CNBC anchor Joe Kernen tore into the prospect of a socialist president, and knocked young people who he said had a warped view of Bernie Sanders. Kernen’s comments came in response to a report by political correspondent John Harwood on the democratic presidential race. In his report, Harwood featured a poll that had Sanders losing to Clinton by 14 percentage points.
On Thursday the New York Times ran a worshipful obituary for Michael Ratner, former president of the Center for Constitutional Rights, a hard-left outfit founded by radical lawyer William Kunstler. The obituary by Sam Roberts appeared under an adulatory headline, “Michael Ratner, Bold Civil Liberties Lawyer, Dies at 72.”

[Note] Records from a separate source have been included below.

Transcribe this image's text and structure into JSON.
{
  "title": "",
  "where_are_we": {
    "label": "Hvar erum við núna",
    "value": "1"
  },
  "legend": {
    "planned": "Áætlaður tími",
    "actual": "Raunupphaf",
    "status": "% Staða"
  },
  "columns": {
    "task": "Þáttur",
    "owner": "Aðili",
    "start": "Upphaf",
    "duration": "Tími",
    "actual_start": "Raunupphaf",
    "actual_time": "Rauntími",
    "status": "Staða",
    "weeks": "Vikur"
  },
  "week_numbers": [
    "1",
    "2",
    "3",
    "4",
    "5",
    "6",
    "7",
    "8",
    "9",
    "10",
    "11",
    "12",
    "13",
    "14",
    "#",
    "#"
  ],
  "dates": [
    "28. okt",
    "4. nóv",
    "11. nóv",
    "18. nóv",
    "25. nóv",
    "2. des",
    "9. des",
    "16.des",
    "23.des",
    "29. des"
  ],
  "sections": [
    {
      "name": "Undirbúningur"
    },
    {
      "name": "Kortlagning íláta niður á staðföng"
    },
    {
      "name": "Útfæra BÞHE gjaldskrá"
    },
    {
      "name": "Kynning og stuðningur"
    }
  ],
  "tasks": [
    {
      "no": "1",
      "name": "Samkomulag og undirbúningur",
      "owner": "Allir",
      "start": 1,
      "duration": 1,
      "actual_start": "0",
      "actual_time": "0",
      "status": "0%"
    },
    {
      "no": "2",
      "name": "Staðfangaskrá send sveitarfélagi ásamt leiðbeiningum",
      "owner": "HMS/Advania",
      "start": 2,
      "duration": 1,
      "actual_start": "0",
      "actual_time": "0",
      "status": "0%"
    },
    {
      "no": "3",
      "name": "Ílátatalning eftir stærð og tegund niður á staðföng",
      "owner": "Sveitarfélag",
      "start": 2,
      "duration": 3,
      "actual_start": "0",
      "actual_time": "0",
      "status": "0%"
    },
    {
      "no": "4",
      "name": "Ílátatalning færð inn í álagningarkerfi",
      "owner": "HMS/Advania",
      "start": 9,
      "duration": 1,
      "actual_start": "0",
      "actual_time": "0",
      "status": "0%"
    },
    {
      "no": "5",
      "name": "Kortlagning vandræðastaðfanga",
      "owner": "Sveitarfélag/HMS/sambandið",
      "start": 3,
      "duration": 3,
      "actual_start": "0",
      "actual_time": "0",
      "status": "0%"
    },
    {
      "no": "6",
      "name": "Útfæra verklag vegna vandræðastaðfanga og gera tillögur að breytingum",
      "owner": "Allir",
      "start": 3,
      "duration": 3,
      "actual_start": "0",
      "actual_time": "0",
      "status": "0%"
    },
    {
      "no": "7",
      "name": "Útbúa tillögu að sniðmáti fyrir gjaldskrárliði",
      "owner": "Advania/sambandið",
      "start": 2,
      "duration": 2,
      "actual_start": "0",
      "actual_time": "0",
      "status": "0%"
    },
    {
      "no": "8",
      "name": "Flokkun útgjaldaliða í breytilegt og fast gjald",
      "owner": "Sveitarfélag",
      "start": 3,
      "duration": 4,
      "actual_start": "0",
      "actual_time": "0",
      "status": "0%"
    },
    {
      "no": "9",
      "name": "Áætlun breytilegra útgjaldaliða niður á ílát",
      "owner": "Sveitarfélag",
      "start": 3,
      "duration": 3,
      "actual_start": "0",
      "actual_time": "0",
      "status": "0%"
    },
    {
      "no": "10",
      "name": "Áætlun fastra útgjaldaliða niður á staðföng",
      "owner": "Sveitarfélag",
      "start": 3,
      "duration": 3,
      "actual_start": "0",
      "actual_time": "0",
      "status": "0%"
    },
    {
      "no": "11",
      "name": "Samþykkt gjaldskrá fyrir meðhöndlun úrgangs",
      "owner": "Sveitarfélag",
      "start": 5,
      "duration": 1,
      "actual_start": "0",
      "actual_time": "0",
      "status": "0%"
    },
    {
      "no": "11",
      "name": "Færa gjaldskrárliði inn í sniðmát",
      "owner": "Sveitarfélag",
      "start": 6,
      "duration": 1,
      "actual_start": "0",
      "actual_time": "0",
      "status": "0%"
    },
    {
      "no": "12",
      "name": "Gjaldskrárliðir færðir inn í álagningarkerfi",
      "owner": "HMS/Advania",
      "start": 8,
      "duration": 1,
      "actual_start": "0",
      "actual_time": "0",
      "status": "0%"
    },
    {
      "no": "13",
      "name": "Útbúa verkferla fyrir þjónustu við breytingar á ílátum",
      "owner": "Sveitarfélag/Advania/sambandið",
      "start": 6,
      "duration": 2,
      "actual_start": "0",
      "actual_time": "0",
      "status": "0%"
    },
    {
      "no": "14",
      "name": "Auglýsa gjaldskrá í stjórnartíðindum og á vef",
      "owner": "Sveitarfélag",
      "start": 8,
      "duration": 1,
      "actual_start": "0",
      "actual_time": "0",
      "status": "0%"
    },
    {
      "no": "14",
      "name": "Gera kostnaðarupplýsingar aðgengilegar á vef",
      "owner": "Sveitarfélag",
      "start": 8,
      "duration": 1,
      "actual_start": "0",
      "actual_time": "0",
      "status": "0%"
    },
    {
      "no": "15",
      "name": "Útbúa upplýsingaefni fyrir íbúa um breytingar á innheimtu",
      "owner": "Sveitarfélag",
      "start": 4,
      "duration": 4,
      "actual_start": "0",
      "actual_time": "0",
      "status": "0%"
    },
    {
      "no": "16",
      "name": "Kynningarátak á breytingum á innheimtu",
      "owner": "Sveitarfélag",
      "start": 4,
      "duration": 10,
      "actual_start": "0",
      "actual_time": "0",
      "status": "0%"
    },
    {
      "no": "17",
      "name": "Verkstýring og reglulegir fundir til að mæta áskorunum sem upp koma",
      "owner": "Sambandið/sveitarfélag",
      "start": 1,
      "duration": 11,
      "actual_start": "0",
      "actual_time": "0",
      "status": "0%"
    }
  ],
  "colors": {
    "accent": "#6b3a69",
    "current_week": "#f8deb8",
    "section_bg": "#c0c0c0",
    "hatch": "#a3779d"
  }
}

Left out of Roberts’ report? Ratner's solidary with Cuba's Communist dictator Fidel Castro, his adulatory book on murderous Communist thug Che Guevara, and this gem from December 2005 during the Bush administration’s war in Iraq: "The Bush administration has moved us from a government responsible and accountable to the people to one that dictates to the people. Every American should be in political rebellion against the criminals now running this country."
CNBC anchors Joe Kernen and Michelle Caruso Cabrera poked fun at socialism, saying it equalized results, but made everything worse.
Cabrera said on Squawk Box May 12, that socialism brought about “equal suffering,” while Kernen similarly remarked that it represented “equally-shared misery.”
Venezuela's hyperinflationary economic crisis has gotten worse in one very important and apparently unprecedented sense than even the one seen in Weimar Germany in the 1920s. Yet the Associated Press and the New York Times apparently have no interest in telling their readers, listeners or viewers about it.
In the post-World War I German Weimar Republic, the situation became so out of control that people needed wheelbarrows to carry around the money they needed to pay for basic everyday purchases. A Bloomberg News story published early Wednesday morning, i.e., in plenty of time for the rest of the world's press to notice the story by now, has a similar "wheelbarrows" reference to Venezuela's crisis. But there's more. Venezuela doesn't even the money to pay to keep those wheelbarrows stocked with ever more worthless cash.
Earlier today, Tim Graham at NewsBusters covered a poll done by an Associated Press-led partnership which found that, in AP's words, "Just 6 percent of people say they have a lot of confidence in the media, putting the news industry about equal to Congress and well below the public's view of other institutions."
The poll noted that "Nearly 90 percent of Americans say it's extremely or very important that the media get their facts correct." How ironic it therefore is that the Pulitzer prize announcements this afternoon contained two glaring failures to "get facts correct."
Wednesday morning, Tim Graham at NewsBusters observed how pseudo-conservative David Brooks, who is no fan of Donald Trump, gave the current GOP frontrunner credit for having "destroyed a dying husk" of "obsolete Reagan ideology" in the Republican Party.
That's fascinating stuff, given the catch of the day by Instapundit's Ed Driscoll. You see, 12 years ago, Brooks gave Reagan credit for having transformed the party and conservatism "from a past- and loss-oriented movement to a future- and possibility-oriented one." In other words, even Dense David recognized at the time that Reagan's positive tone and belief in American exceptionalism — a term which the left, up to and including President Obama, has tried to ridicule out of existence — were the foundation for how Reagan, in Brooks's words, "embraced America as a revolutionary force."